Joe Anderson: Why I resigned from the Northern Powerhouse Partnership

Liverpool Lime Street station, 2008. Image: Getty.

The Labour mayor of Liverpool has a few choice words for Chris Grayling.

I resigned from the board of the Northern Powerhouse Partnership this week. I just didn’t see the point of continuing when it is now crystal clear the government isn’t committed to delivering the step-change in rail investment in the North that we so desperately need. Without it, the Northern Powerhouse will remain a pipedream.

Local government leaders like me have been left standing at the altar for the past three years. The research is done. The case has been made. Time and again we’ve been told to be patient – the money is coming.

Well, we’ve waited long enough.

The only thing left is for the transport secretary to come up with the cash. I’m not holding my breath, so I’m getting on with my day job.

There’s a broader point here. Rail policy has been like a roller-coaster in recent years. It soars and loops, twisting and turning, without a clear, committed trajectory. There is no consistency – or fairness. When London makes the case for Crossrail, it’s green-lit. When we make the same case for HS3 – linking the key Northern cities – we are left in Whitehall limbo.
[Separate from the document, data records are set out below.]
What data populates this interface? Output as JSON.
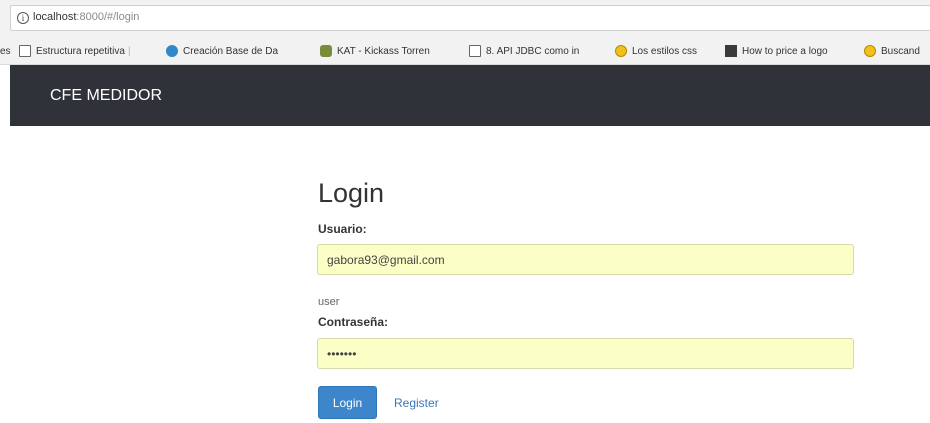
{
  "browser": {
    "url_host": "localhost",
    "url_rest": ":8000/#/login",
    "info_icon": "info-icon",
    "bookmarks": [
      {
        "label": "es",
        "icon": "none"
      },
      {
        "label": "Estructura repetitiva",
        "icon": "page-icon"
      },
      {
        "label": "Creación Base de Da",
        "icon": "wordpress-icon"
      },
      {
        "label": "KAT - Kickass Torren",
        "icon": "kat-icon"
      },
      {
        "label": "8. API JDBC como in",
        "icon": "page-icon"
      },
      {
        "label": "Los estilos css",
        "icon": "smiley-icon"
      },
      {
        "label": "How to price a logo",
        "icon": "pi-icon"
      },
      {
        "label": "Buscand",
        "icon": "smiley-icon"
      }
    ]
  },
  "navbar": {
    "brand": "CFE MEDIDOR",
    "background": "#2f3238"
  },
  "login": {
    "title": "Login",
    "username_label": "Usuario:",
    "username_value": "gabora93@gmail.com",
    "username_hint": "user",
    "password_label": "Contraseña:",
    "password_value": "•••••••",
    "submit_label": "Login",
    "register_label": "Register",
    "input_autofill_color": "#fbffc6",
    "button_color": "#3e86cc"
  }
}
Just look at the last week. First we had the protracted resignation of Sir Terry Morgan as Chairman of HS2 Ltd. Just when we need to see firm leadership and focus we have instead been offered confusion and division. His successor, Allan Cooke, said that HS2 Ltd is “working to deliver” services from London to Birmingham – the first phase of the line – from 2026, “in line with the targeted delivery date”. (“In line?”)

Just when HS2 finally looked like a done deal, we have another change at the top and promises about delivery are sounding vaguer. Rumours of delays and cost over-runs abound.
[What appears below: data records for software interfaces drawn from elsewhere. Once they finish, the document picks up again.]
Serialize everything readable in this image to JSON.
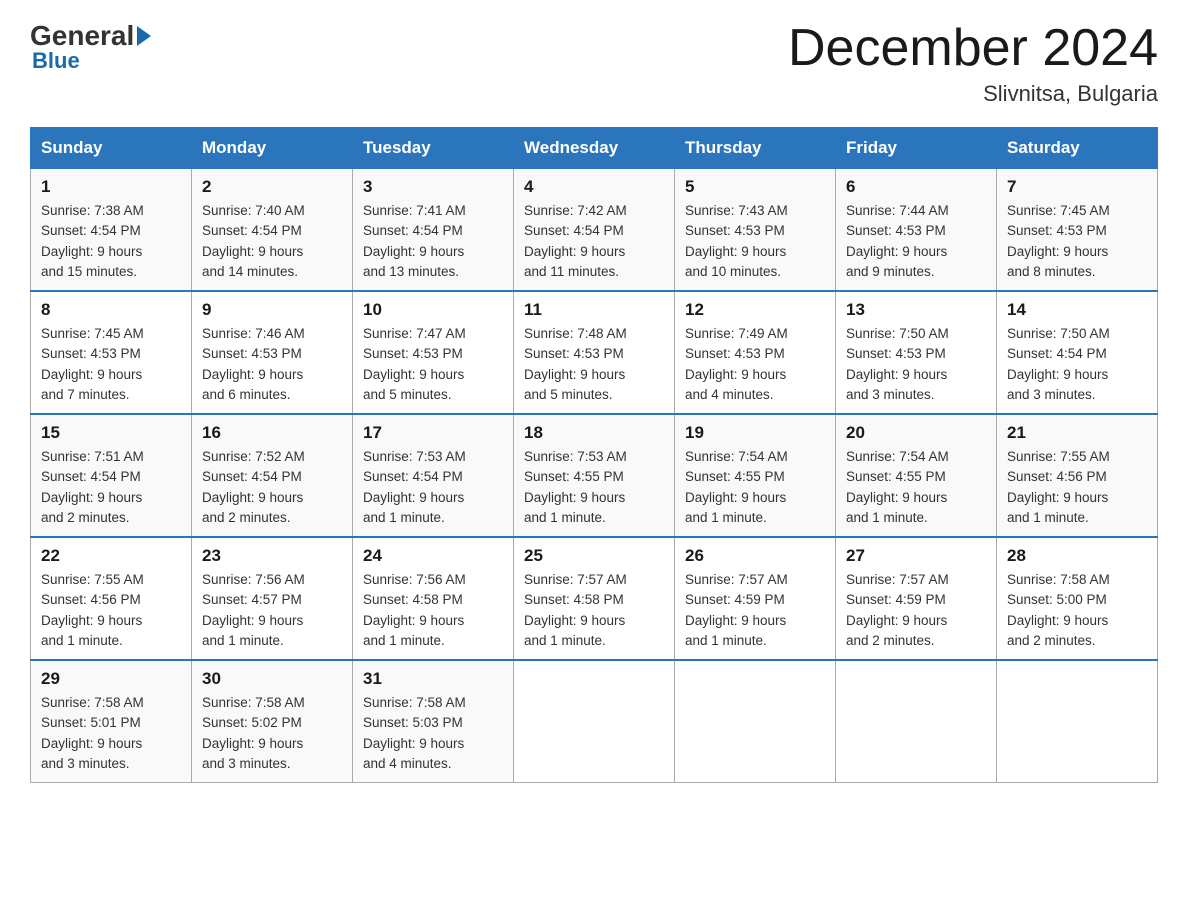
{
  "header": {
    "logo_general": "General",
    "logo_blue": "Blue",
    "month_title": "December 2024",
    "location": "Slivnitsa, Bulgaria"
  },
  "weekdays": [
    "Sunday",
    "Monday",
    "Tuesday",
    "Wednesday",
    "Thursday",
    "Friday",
    "Saturday"
  ],
  "weeks": [
    [
      {
        "day": "1",
        "sunrise": "7:38 AM",
        "sunset": "4:54 PM",
        "daylight": "9 hours and 15 minutes."
      },
      {
        "day": "2",
        "sunrise": "7:40 AM",
        "sunset": "4:54 PM",
        "daylight": "9 hours and 14 minutes."
      },
      {
        "day": "3",
        "sunrise": "7:41 AM",
        "sunset": "4:54 PM",
        "daylight": "9 hours and 13 minutes."
      },
      {
        "day": "4",
        "sunrise": "7:42 AM",
        "sunset": "4:54 PM",
        "daylight": "9 hours and 11 minutes."
      },
      {
        "day": "5",
        "sunrise": "7:43 AM",
        "sunset": "4:53 PM",
        "daylight": "9 hours and 10 minutes."
      },
      {
        "day": "6",
        "sunrise": "7:44 AM",
        "sunset": "4:53 PM",
        "daylight": "9 hours and 9 minutes."
      },
      {
        "day": "7",
        "sunrise": "7:45 AM",
        "sunset": "4:53 PM",
        "daylight": "9 hours and 8 minutes."
      }
    ],
    [
      {
        "day": "8",
        "sunrise": "7:45 AM",
        "sunset": "4:53 PM",
        "daylight": "9 hours and 7 minutes."
      },
      {
        "day": "9",
        "sunrise": "7:46 AM",
        "sunset": "4:53 PM",
        "daylight": "9 hours and 6 minutes."
      },
      {
        "day": "10",
        "sunrise": "7:47 AM",
        "sunset": "4:53 PM",
        "daylight": "9 hours and 5 minutes."
      },
      {
        "day": "11",
        "sunrise": "7:48 AM",
        "sunset": "4:53 PM",
        "daylight": "9 hours and 5 minutes."
      },
      {
        "day": "12",
        "sunrise": "7:49 AM",
        "sunset": "4:53 PM",
        "daylight": "9 hours and 4 minutes."
      },
      {
        "day": "13",
        "sunrise": "7:50 AM",
        "sunset": "4:53 PM",
        "daylight": "9 hours and 3 minutes."
      },
      {
        "day": "14",
        "sunrise": "7:50 AM",
        "sunset": "4:54 PM",
        "daylight": "9 hours and 3 minutes."
      }
    ],
    [
      {
        "day": "15",
        "sunrise": "7:51 AM",
        "sunset": "4:54 PM",
        "daylight": "9 hours and 2 minutes."
      },
      {
        "day": "16",
        "sunrise": "7:52 AM",
        "sunset": "4:54 PM",
        "daylight": "9 hours and 2 minutes."
      },
      {
        "day": "17",
        "sunrise": "7:53 AM",
        "sunset": "4:54 PM",
        "daylight": "9 hours and 1 minute."
      },
      {
        "day": "18",
        "sunrise": "7:53 AM",
        "sunset": "4:55 PM",
        "daylight": "9 hours and 1 minute."
      },
      {
        "day": "19",
        "sunrise": "7:54 AM",
        "sunset": "4:55 PM",
        "daylight": "9 hours and 1 minute."
      },
      {
        "day": "20",
        "sunrise": "7:54 AM",
        "sunset": "4:55 PM",
        "daylight": "9 hours and 1 minute."
      },
      {
        "day": "21",
        "sunrise": "7:55 AM",
        "sunset": "4:56 PM",
        "daylight": "9 hours and 1 minute."
      }
    ],
    [
      {
        "day": "22",
        "sunrise": "7:55 AM",
        "sunset": "4:56 PM",
        "daylight": "9 hours and 1 minute."
      },
      {
        "day": "23",
        "sunrise": "7:56 AM",
        "sunset": "4:57 PM",
        "daylight": "9 hours and 1 minute."
      },
      {
        "day": "24",
        "sunrise": "7:56 AM",
        "sunset": "4:58 PM",
        "daylight": "9 hours and 1 minute."
      },
      {
        "day": "25",
        "sunrise": "7:57 AM",
        "sunset": "4:58 PM",
        "daylight": "9 hours and 1 minute."
      },
      {
        "day": "26",
        "sunrise": "7:57 AM",
        "sunset": "4:59 PM",
        "daylight": "9 hours and 1 minute."
      },
      {
        "day": "27",
        "sunrise": "7:57 AM",
        "sunset": "4:59 PM",
        "daylight": "9 hours and 2 minutes."
      },
      {
        "day": "28",
        "sunrise": "7:58 AM",
        "sunset": "5:00 PM",
        "daylight": "9 hours and 2 minutes."
      }
    ],
    [
      {
        "day": "29",
        "sunrise": "7:58 AM",
        "sunset": "5:01 PM",
        "daylight": "9 hours and 3 minutes."
      },
      {
        "day": "30",
        "sunrise": "7:58 AM",
        "sunset": "5:02 PM",
        "daylight": "9 hours and 3 minutes."
      },
      {
        "day": "31",
        "sunrise": "7:58 AM",
        "sunset": "5:03 PM",
        "daylight": "9 hours and 4 minutes."
      },
      null,
      null,
      null,
      null
    ]
  ],
  "labels": {
    "sunrise": "Sunrise:",
    "sunset": "Sunset:",
    "daylight": "Daylight:"
  }
}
Some would like to see the case for HS2 lose out to HS3, the cross-Pennine east-west line. This is a bit like asking which part of a train is more important: its engine, or its wheels. We need both HS2 and HS3. We are currently left trying to build the fourth industrial revolution on infrastructure from the first.

If we are ever to equip our country with the ability to meet rising customer and freight demand, improve connectivity between our major conurbations and deliver the vision of the Northern Powerhouse, then we need the key infrastructure in place to do that.
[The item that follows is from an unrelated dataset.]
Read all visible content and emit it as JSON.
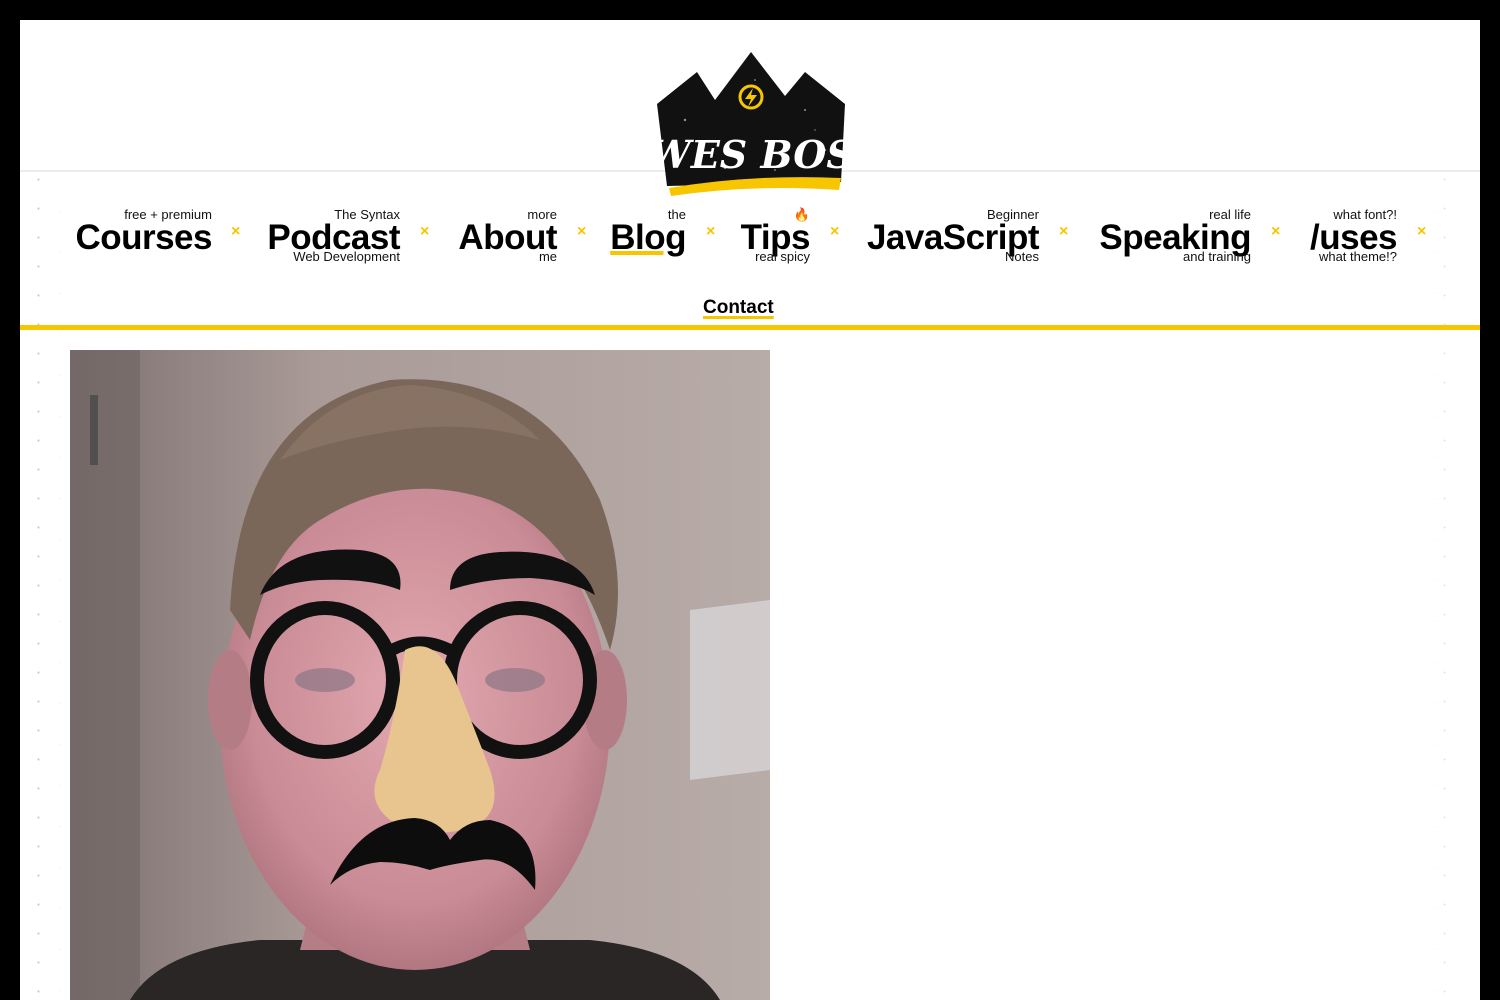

There are no shortcuts. Ministers clearly believe there are. The second piece of disappointing news is that officials at the Department for Transport have already confirmed to the freight industry that any HS3 line will not be electrified, the Yorkshire Post reports.

This is a classic false economy. The renaissance of the Liverpool Dockside – now called Superport – is undergoing a £1bn investment, enabling it to service 95 per cent  of the world’s largest container ships, opening up faster supply chain transit for at least 50 per cent  of the existing UK container market. Why squander this immense opportunity with a cut-price rail system?

Without the proper infrastructure, the North of England will never fulfil its potential, leaving our economy lop-sided and under-utilised for another generation. This is not provincial jealousy. Building a rail network that’s fit for purpose for both passenger and freight will remove millions of car journeys from the road and make our national economy more productive. It will also be cleaner, cheaper and more reliable. Our European neighbours have long understood the catalytic effect of proper connectivity between cities.

Similarly, linking together towns and key cities across the North of England is a massive prize that will boost growth, create jobs and provide a counterweight to Greater London, easing pressures on the capital and building resilience into our national economy.

To realise this vision, we need the finance and political commitment. Confirmation that the government is pushing ahead with HS3 – as well as HS2 – is now sorely needed.

With Brexit looming and all the uncertainly it brings in its wake, it is even more pressing to have clarity around long-term investment decisions about our critical infrastructure. Given the investment, the North will seize the chance.

But until ministers are serious, I have a city to run.

Joe Anderson is the elected Labour mayor of Liverpool.